Get a new head & make a spoon

I’m trying to refine my spoon carving skills.  Making spoons is not my main day job, and I’ve had slow sales, then in the last week, I’ve sold three, taken an order for an engraved one and had the best one I ever made stolen (it was made from a crooked branch and was a cranked ladle with a pointed pouring lip – birch, if you see it, smack its bum and send it home, it had a hook on the back to hang it off the side of a pot – here it is:

).

I’m going to concentrate on making this spoon as seen in the above series.  Pretty small and thin and with endless opportunities for decorations at the top (the commissioned one will have  a hazel nut, echoing the wood type).

There is no Summer in the UK this year – the Jet Stream has gone on holiday apparently! However, the meadowy sides of the road into Bolton Abbey don’t seem to mind, these spotted orchids have grown very tall:

I’ve been making the shave horse modification as  Peter Galbert has neen kindly telling us about.

I got to the final stages today

Planing the base of the bed – from sweet chestnut.  Look how you can hold a piece of wood.  Holdfast at the far end. A dog underneath to slope it 10 degrees (or 1″ in 4″, I believe) and a dog aside, to stop the work wandering about the bench. It looks so rough as I was using the scrub plane.  Finished it off with the jointer.
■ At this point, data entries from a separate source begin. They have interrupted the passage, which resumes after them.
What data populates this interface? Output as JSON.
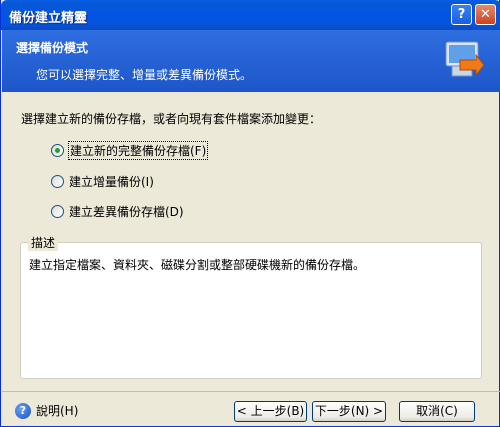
{
  "window": {
    "title": "備份建立精靈",
    "help_label": "?",
    "close_label": "✕"
  },
  "header": {
    "title": "選擇備份模式",
    "subtitle": "您可以選擇完整、增量或差異備份模式。"
  },
  "prompt": "選擇建立新的備份存檔，或者向現有套件檔案添加變更：",
  "options": [
    {
      "label": "建立新的完整備份存檔(F)",
      "selected": true
    },
    {
      "label": "建立增量備份(I)",
      "selected": false
    },
    {
      "label": "建立差異備份存檔(D)",
      "selected": false
    }
  ],
  "description": {
    "label": "描述",
    "text": "建立指定檔案、資料夾、磁碟分割或整部硬碟機新的備份存檔。"
  },
  "footer": {
    "help_label": "說明(H)",
    "back_label": "< 上一步(B)",
    "next_label": "下一步(N) >",
    "cancel_label": "取消(C)"
  },
  "colors": {
    "header_bg": "#2f6ee0",
    "title_bar": "#0454e4",
    "dialog_bg": "#ece9d8"
  }
}
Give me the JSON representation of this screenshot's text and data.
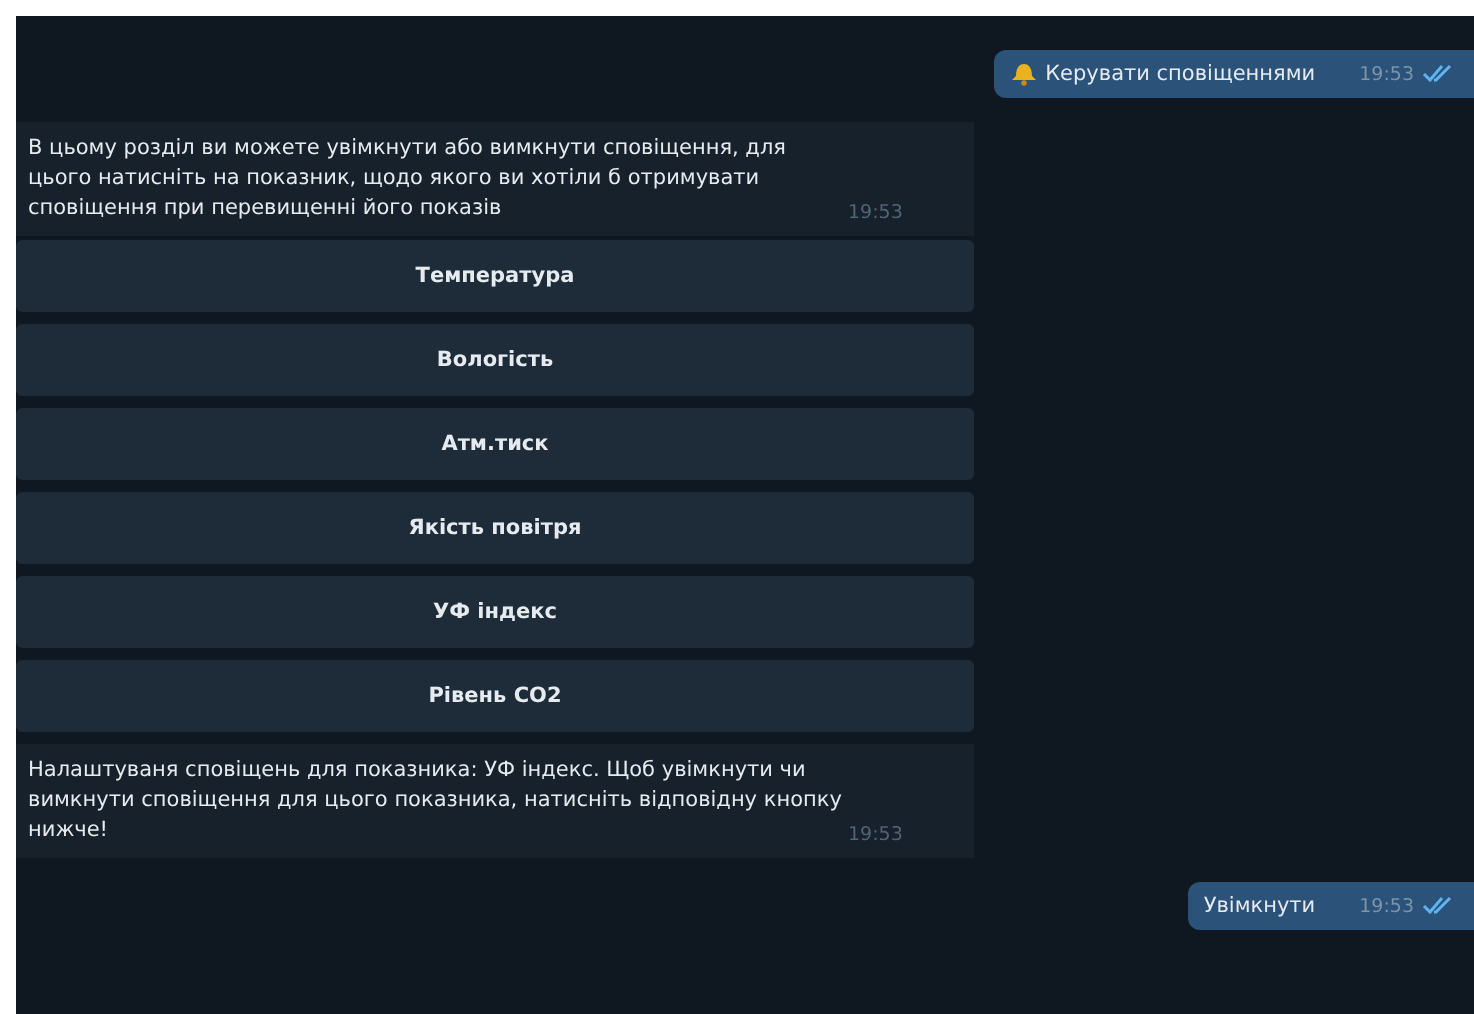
{
  "messages": [
    {
      "kind": "outgoing",
      "text": "Керувати сповіщеннями",
      "time": "19:53",
      "read": true
    },
    {
      "kind": "incoming",
      "text": "В цьому розділ ви можете увімкнути або вимкнути сповіщення, для цього натисніть на показник, щодо якого ви хотіли б отримувати сповіщення при перевищенні його показів",
      "time": "19:53"
    },
    {
      "kind": "keyboard",
      "buttons": [
        "Температура",
        "Вологість",
        "Атм.тиск",
        "Якість повітря",
        "УФ індекс",
        "Рівень CO2"
      ]
    },
    {
      "kind": "incoming",
      "text": "Налаштуваня сповіщень для показника: УФ індекс. Щоб увімкнути чи вимкнути сповіщення для цього показника, натисніть відповідну кнопку нижче!",
      "time": "19:53"
    },
    {
      "kind": "outgoing",
      "text": "Увімкнути",
      "time": "19:53",
      "read": true
    }
  ]
}
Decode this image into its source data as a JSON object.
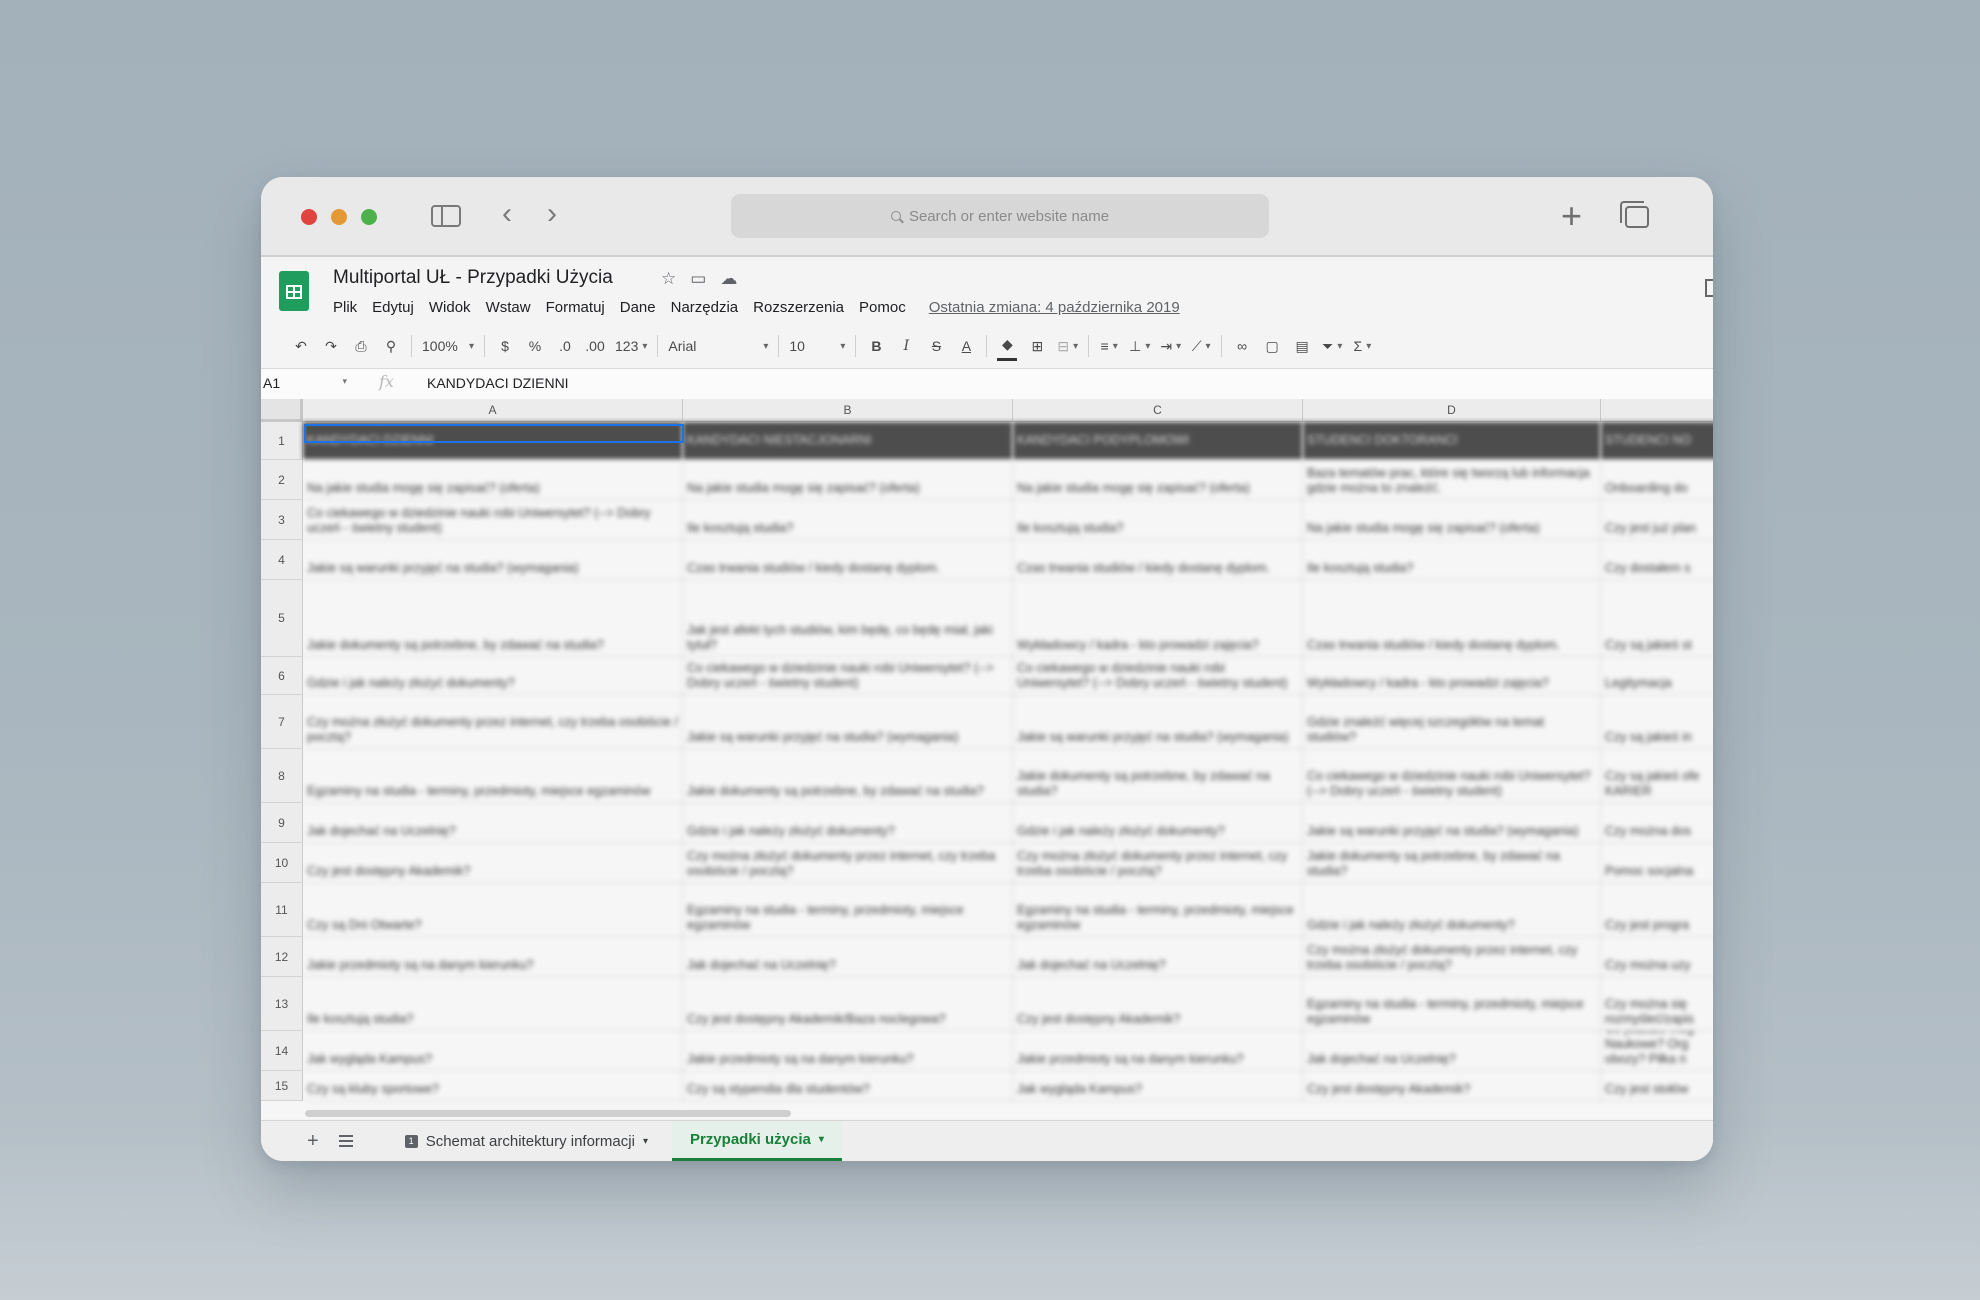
{
  "browser": {
    "search_placeholder": "Search or enter website name",
    "back_glyph": "‹",
    "forward_glyph": "›",
    "new_tab_glyph": "+"
  },
  "doc": {
    "title": "Multiportal UŁ - Przypadki Użycia",
    "last_edit": "Ostatnia zmiana: 4 października 2019"
  },
  "menu": [
    "Plik",
    "Edytuj",
    "Widok",
    "Wstaw",
    "Formatuj",
    "Dane",
    "Narzędzia",
    "Rozszerzenia",
    "Pomoc"
  ],
  "toolbar": {
    "zoom": "100%",
    "currency": "$",
    "percent": "%",
    "dec_decrease": ".0",
    "dec_increase": ".00",
    "more_formats": "123",
    "font": "Arial",
    "font_size": "10",
    "bold": "B",
    "italic": "I",
    "strike": "S",
    "text_color": "A",
    "sum": "Σ"
  },
  "formula": {
    "cell_ref": "A1",
    "fx": "fx",
    "value": "KANDYDACI DZIENNI"
  },
  "columns": [
    "A",
    "B",
    "C",
    "D",
    ""
  ],
  "rows": [
    {
      "n": "1",
      "cells": [
        "KANDYDACI DZIENNI",
        "KANDYDACI NIESTACJONARNI",
        "KANDYDACI PODYPLOMOWI",
        "STUDENCI DOKTORANCI",
        "STUDENCI NO"
      ]
    },
    {
      "n": "2",
      "cells": [
        "Na jakie studia mogę się zapisać? (oferta)",
        "Na jakie studia mogę się zapisać? (oferta)",
        "Na jakie studia mogę się zapisać? (oferta)",
        "Baza tematów prac, które się tworzą lub informacja gdzie można to znaleźć.",
        "Onboarding do"
      ]
    },
    {
      "n": "3",
      "cells": [
        "Co ciekawego w dziedzinie nauki robi Uniwersytet? (--> Dobry uczeń - świetny student)",
        "Ile kosztują studia?",
        "Ile kosztują studia?",
        "Na jakie studia mogę się zapisać? (oferta)",
        "Czy jest już plan"
      ]
    },
    {
      "n": "4",
      "cells": [
        "Jakie są warunki przyjęć na studia? (wymagania)",
        "Czas trwania studiów / kiedy dostanę dyplom.",
        "Czas trwania studiów / kiedy dostanę dyplom.",
        "Ile kosztują studia?",
        "Czy dostałem s"
      ]
    },
    {
      "n": "5",
      "cells": [
        "Jakie dokumenty są potrzebne, by zdawać na studia?",
        "Jak jest afekt tych studiów, kim będę, co będę miał, jaki tytuł?",
        "Wykładowcy / kadra - kto prowadzi zajęcia?",
        "Czas trwania studiów / kiedy dostanę dyplom.",
        "Czy są jakieś st"
      ]
    },
    {
      "n": "6",
      "cells": [
        "Gdzie i jak należy złożyć dokumenty?",
        "Co ciekawego w dziedzinie nauki robi Uniwersytet? (--> Dobry uczeń - świetny student)",
        "Co ciekawego w dziedzinie nauki robi Uniwersytet? (--> Dobry uczeń - świetny student)",
        "Wykładowcy / kadra - kto prowadzi zajęcia?",
        "Legitymacja"
      ]
    },
    {
      "n": "7",
      "cells": [
        "Czy można złożyć dokumenty przez internet, czy trzeba osobiście / pocztą?",
        "Jakie są warunki przyjęć na studia? (wymagania)",
        "Jakie są warunki przyjęć na studia? (wymagania)",
        "Gdzie znaleźć więcej szczegółów na temat studiów?",
        "Czy są jakieś in"
      ]
    },
    {
      "n": "8",
      "cells": [
        "Egzaminy na studia - terminy, przedmioty, miejsce egzaminów",
        "Jakie dokumenty są potrzebne, by zdawać na studia?",
        "Jakie dokumenty są potrzebne, by zdawać na studia?",
        "Co ciekawego w dziedzinie nauki robi Uniwersytet? (--> Dobry uczeń - świetny student)",
        "Czy są jakieś ofe KARIER"
      ]
    },
    {
      "n": "9",
      "cells": [
        "Jak dojechać na Uczelnię?",
        "Gdzie i jak należy złożyć dokumenty?",
        "Gdzie i jak należy złożyć dokumenty?",
        "Jakie są warunki przyjęć na studia? (wymagania)",
        "Czy można dos"
      ]
    },
    {
      "n": "10",
      "cells": [
        "Czy jest dostępny Akademik?",
        "Czy można złożyć dokumenty przez internet, czy trzeba osobiście / pocztą?",
        "Czy można złożyć dokumenty przez internet, czy trzeba osobiście / pocztą?",
        "Jakie dokumenty są potrzebne, by zdawać na studia?",
        "Pomoc socjalna"
      ]
    },
    {
      "n": "11",
      "cells": [
        "Czy są Dni Otwarte?",
        "Egzaminy na studia - terminy, przedmioty, miejsce egzaminów",
        "Egzaminy na studia - terminy, przedmioty, miejsce egzaminów",
        "Gdzie i jak należy złożyć dokumenty?",
        "Czy jest progra"
      ]
    },
    {
      "n": "12",
      "cells": [
        "Jakie przedmioty są na danym kierunku?",
        "Jak dojechać na Uczelnię?",
        "Jak dojechać na Uczelnię?",
        "Czy można złożyć dokumenty przez internet, czy trzeba osobiście / pocztą?",
        "Czy można uzy"
      ]
    },
    {
      "n": "13",
      "cells": [
        "Ile kosztują studia?",
        "Czy jest dostępny Akademik/Baza noclegowa?",
        "Czy jest dostępny Akademik?",
        "Egzaminy na studia - terminy, przedmioty, miejsce egzaminów",
        "Czy można się rozmyśleć/zapis"
      ]
    },
    {
      "n": "14",
      "cells": [
        "Jak wygląda Kampus?",
        "Jakie przedmioty są na danym kierunku?",
        "Jakie przedmioty są na danym kierunku?",
        "Jak dojechać na Uczelnię?",
        "Co jeszcze mog Naukowe? Org obozy? Piłka n"
      ]
    },
    {
      "n": "15",
      "cells": [
        "Czy są kluby sportowe?",
        "Czy są stypendia dla studentów?",
        "Jak wygląda Kampus?",
        "Czy jest dostępny Akademik?",
        "Czy jest stołów"
      ]
    }
  ],
  "sheets": {
    "tab1_number": "1",
    "tab1": "Schemat architektury informacji",
    "tab2": "Przypadki użycia",
    "add_glyph": "+"
  }
}
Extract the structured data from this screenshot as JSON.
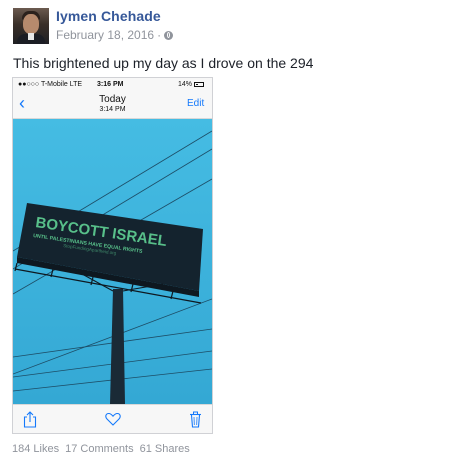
{
  "post": {
    "author": "Iymen Chehade",
    "date": "February 18, 2016",
    "separator": "·",
    "audience_icon": "globe-icon",
    "text": "This brightened up my day as I drove on the 294"
  },
  "phone": {
    "carrier": "●●○○○ T-Mobile  LTE",
    "time": "3:16 PM",
    "battery": "14%",
    "nav_title": "Today",
    "nav_subtitle": "3:14 PM",
    "edit": "Edit",
    "billboard_line1": "BOYCOTT ISRAEL",
    "billboard_line2": "UNTIL PALESTINIANS HAVE EQUAL RIGHTS",
    "billboard_line3": "StopFundingApartheid.org",
    "icons": [
      "back-chevron-icon",
      "share-icon",
      "heart-icon",
      "trash-icon"
    ]
  },
  "stats": {
    "likes": "184 Likes",
    "comments": "17 Comments",
    "shares": "61 Shares"
  },
  "colors": {
    "author": "#365899",
    "meta": "#90949c",
    "ios_blue": "#1479fb",
    "sky": "#3fb6de"
  }
}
I did some glueing yesterday. This is the leg with the ratchet.  Notice the filled tooth where I drilled for a dowel in the wrong place whilst talking to a passerby.  I don’t use steel cramps much but they were very useful this time, and here’s a wooden one …

Blimey!  Bit of an bondage moment, but these pieces are very technical.  The wooden cramp is great.  I tried to make one (an other unfinished project).  They work so well , I must make some more.  I acquired this one at The Bodgers’ Ball this year in Devon.

This is the old horse stripped down readying for the new Smarthead (© Peter Galbert).

The slot needed enlarging:

I noticed the original cut-out was done with the chainsaw, I was a bit quieter this time and chopped it out.

That’s about as far as I got as I managed to break the top-toothed member in testing.  I’d used ash and the gluing hadn’t taken (lousy planing I’m afraid t have to blummin’ admit (again)).  I’ll be remaking it in elm – no way that’ll split.

Watch this space but I’m off work for a week now, breaking in my new clogs

… so don’t hold your breath.

 

I thought it was holidays

But not if you work for yourself, and you work in green wood.

August is very busy, sorry for not posting. This week I’ve been to two events, one 111 miles away in Leicestershire’s Beacon Hill National Forest Wood Fair, and then Kilnsey show, just a couple of miles up the Wharfe river from my workshop.  It’s a stunning location on a pan flat flood plain site with Kilnsey Crag louwering over the whole proceedings. It is very traditional with a fell race to the top of the scar next to the Crag, lots of cattle classes and the finale is harness racing (also known as trotting) with on course betting.  It was a very cool start with frost on the grass.  After it warmed up a little, a plague of midges descended so we got a shavings fire going which smoked the blighters out.  Finally it turned into a glorious day, which was a jolly Good Thing as Kilnsey has been plagued by the wet Summers for two years.

Here’s how the trailer looks when fully loaded for an exhbition:

Just a pile of junk really, but soon turns into this:

It was an excellent location at the entrance to the REAL village section of the show which highlights upland Dales industry in four marquees, I was pitched at the entrance to the village so everybody came past and nearly all stopped to watch and quite a good few to buy, make orders or invite me to their own shows.

Luckily there was an amplified sheep shearing contest three times in the day, lots of calls of “Foreblows” and “Longblows”, as well as a fencing (post and wire, not rapiers!) demonstration which I decide not to compete with, but as they finished I had a ready-made audience.

The people visiting and showing were really friendly, and I don’t think I got a daft comment all day.  Some of the Dales children were very dry too.  Obviously in training for becoming Dales farmers.  Jane had a serious conversation with one 9 year-old and one of the key questions he asked, after establishing that I was in business “for mesel”, was “Has ‘e got a log splitter?”  I had a chat with a farmer from the top end of Nidderdale about alder and clog soles.

The Hampshire branch of our family turned up and a couple or three had a go on the machines:

Theo decorates a woodland elf.

Daisy attempts the amazing ‘cut the lady in half’ trick.

Jenkie had a go on the pole lathe – change from a power lathe, I must have a go on a power lathe some day!

At Beacon Hill National Forest event I entered my first log to leg race, and picked up a few tips to improve my rather poor results (last in both races!) for the APF big event later this month.

I also purchased a rather fine 9 foot by 2 inch thick slab of elm for bench seats: